Artist: Beatriz Ferreyra
Release Date: 2021
Audio Format:: FLAC (tracks) 24bit, 44,1 kHz
Total Tracks: 5
Total Size: 389 MB
1-01. Beatriz Ferreyra – Canto del loco (Mad Man’s Song) (12:27)
1-02. Beatriz Ferreyra – Pas de 3 … ou plus (“Pas de 3 …. or more) (08:52)
1-03. Beatriz Ferreyra – Jingle Bayle’s (04:29)
1-04. Beatriz Ferreyra – Etude aux sons flegmatiques (Essay With Phlegmatic Sons) (10:49)
1-05. Beatriz Ferreyra – Au revoir l’Ami (04:08)
Room 40 follow last year’s “Echos+” stunner with a new collection of work from octogenarian Argentinian composer Beatriz Ferreyra, showcasing her exceptional psychedelic electronics, apocalyptic concr`ete experimentation and disorienting synth wandering.Since joining the GRM in 1963 and appearing alongside Pierre Schaeffer and Guy Riebel on 1967’s ‘Solf`ege De L’Objet’, Ferreyra has divided her time between educational functions and developing a style of free concrete composition that generally lay below the radar of most but the keenest ears until Recollections GRM brought her work to wider attention in 2015. ‘GRM Works’ surveyed more than 50 years of enchanted ideas, and her legacy has continued to extend into the public domain through these beautiful Room 40 editions that do much to contextualise her work inside and outside GRM’s hallowed canon.
Canto+ picks up more or less where Echos+ left off, opening with 1974’s ‘Canto del loco’ – a 13-minute passage into the characteristic sound of monophonic oscillators, here overlaid with concr`ete echoes and distortion. 2009’s ‘Pas de 3 … ou plus’ dials back the synths in favor of pure concr`ete alchemy, with taped hisses and wordless syllables pushing on the dimensional membrane, echoing the vanguard work of Ferreyra’s GRM contemporaries Luc Ferrari and Bernard Parmegiani, while ‘Jingle Bayle’s’ makes a direct nod to the era, paying tribute to electroacoustic titan Francois Bayle with its acousmatic weirdness.
1971’s ‘Etude aux sons flegmatiques’ is another lengthy high-point, as Ferrarya commands wavey feedback drones, juxtaposing disharmonic tones to fabricate a glassy, psychedelic microcosm.
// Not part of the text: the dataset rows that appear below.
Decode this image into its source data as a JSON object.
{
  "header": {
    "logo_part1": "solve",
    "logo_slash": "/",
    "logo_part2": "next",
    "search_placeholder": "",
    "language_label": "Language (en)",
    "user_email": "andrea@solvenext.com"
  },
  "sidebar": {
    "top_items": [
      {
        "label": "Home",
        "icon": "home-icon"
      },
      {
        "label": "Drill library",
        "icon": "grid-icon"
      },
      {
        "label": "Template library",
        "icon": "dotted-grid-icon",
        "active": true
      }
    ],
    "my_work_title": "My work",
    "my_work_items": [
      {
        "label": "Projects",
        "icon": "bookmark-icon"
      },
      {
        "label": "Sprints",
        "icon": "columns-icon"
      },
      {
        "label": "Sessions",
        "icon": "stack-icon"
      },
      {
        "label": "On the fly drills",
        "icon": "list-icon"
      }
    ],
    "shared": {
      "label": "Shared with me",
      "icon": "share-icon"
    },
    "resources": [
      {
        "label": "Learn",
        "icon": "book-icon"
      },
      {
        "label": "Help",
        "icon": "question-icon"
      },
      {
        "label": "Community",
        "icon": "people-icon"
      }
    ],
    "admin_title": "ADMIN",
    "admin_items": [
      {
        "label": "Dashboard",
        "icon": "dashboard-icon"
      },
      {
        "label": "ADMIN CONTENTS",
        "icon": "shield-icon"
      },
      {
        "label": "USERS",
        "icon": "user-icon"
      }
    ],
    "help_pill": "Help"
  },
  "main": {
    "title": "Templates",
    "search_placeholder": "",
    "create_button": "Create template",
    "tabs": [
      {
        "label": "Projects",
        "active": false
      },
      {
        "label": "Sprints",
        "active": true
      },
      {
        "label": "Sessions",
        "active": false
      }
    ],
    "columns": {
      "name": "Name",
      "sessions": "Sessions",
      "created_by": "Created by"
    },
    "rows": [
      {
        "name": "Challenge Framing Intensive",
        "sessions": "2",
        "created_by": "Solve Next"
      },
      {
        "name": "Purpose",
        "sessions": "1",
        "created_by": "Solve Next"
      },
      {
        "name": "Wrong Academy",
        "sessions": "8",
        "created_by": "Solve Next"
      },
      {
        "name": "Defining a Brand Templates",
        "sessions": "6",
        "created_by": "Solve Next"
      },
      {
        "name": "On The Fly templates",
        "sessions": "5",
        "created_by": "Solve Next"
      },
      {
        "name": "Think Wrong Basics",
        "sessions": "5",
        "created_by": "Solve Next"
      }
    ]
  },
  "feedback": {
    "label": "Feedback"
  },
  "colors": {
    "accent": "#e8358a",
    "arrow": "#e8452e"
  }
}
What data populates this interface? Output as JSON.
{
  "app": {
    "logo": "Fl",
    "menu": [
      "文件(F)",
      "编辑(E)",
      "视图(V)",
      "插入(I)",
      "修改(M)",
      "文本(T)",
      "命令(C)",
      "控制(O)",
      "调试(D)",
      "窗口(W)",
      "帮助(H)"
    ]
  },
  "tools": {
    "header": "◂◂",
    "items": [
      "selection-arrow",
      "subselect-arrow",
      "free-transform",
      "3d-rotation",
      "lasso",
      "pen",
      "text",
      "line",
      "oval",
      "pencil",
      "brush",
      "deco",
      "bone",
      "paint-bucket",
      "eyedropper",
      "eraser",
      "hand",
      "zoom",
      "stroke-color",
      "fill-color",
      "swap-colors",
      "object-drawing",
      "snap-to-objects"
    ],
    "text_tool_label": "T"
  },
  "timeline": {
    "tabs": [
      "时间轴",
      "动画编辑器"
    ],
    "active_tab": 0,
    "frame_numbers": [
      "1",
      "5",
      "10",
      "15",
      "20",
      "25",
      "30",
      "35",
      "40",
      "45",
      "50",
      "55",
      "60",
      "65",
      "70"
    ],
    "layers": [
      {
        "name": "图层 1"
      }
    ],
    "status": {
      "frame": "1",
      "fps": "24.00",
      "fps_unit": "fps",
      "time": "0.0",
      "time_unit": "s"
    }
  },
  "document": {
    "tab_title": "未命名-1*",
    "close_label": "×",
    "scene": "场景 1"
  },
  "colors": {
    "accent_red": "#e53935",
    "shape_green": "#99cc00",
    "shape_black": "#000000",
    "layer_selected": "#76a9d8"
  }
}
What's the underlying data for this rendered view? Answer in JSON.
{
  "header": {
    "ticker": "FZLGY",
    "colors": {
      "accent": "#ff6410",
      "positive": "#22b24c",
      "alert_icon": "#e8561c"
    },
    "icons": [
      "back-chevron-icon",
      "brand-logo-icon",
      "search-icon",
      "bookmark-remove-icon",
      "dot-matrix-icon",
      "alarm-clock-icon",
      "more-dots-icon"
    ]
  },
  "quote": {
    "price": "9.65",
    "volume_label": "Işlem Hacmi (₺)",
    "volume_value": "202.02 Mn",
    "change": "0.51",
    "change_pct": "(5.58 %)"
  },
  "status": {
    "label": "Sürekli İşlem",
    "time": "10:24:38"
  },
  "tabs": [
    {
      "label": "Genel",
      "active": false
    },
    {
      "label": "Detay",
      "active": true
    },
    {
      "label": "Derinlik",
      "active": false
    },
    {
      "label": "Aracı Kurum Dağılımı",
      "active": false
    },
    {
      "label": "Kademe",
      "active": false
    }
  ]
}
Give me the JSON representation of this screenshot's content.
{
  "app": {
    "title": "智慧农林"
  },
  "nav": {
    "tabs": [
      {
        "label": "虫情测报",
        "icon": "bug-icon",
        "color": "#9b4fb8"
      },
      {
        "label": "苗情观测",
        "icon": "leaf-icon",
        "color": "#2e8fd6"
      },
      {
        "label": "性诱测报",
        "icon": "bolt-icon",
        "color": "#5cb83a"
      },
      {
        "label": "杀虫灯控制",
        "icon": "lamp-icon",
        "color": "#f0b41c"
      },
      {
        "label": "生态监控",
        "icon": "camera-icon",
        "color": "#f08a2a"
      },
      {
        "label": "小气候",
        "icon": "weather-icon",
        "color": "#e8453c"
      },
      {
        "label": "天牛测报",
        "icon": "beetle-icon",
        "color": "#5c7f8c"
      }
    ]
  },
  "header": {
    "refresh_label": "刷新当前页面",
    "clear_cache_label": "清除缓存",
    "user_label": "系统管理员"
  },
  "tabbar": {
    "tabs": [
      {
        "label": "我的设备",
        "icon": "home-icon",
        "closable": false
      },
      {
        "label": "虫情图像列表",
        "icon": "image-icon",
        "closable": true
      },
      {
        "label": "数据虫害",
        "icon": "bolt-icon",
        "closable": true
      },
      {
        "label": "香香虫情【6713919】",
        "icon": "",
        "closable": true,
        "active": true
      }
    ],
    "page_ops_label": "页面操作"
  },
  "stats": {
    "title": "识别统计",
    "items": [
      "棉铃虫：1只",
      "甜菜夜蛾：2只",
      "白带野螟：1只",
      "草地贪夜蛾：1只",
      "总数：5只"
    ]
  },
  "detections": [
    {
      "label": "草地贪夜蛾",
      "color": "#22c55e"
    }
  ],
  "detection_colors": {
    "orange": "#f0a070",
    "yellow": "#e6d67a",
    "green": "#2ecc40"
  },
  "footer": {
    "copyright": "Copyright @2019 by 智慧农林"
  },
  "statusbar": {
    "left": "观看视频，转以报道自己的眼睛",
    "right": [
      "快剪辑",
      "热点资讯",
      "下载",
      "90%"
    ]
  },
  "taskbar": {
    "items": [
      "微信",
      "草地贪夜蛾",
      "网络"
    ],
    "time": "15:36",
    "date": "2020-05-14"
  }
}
It’s important material, not just because Ferrarya began creating at a time when this kind of experimentation was rare, but because she approaches heady, academic themes with a level of creative wonder and a pure love of sound-shaping that lends her work longevity and energy.
As we mentioned with the release of Echos+, Ferreyra’s decades-long work finds strong corollaries in our mind with everything from Joan La Barbara to Bj”ork, Teresa Winter to Luc Ferrari, and places her among the unsung voices of her pioneering generation. Without her experimentation and groundwork, it’s hard to imagine the fertile creative landscape that inspired artists like Keith Fullerton Whitman or Jim O’Rourke to venture into modular and tape music excursions – despite the scant attention her work received until recent years. ‘Canto+’ is an important archival document, but also a vital portrait of a still-daring composer at her most inventive.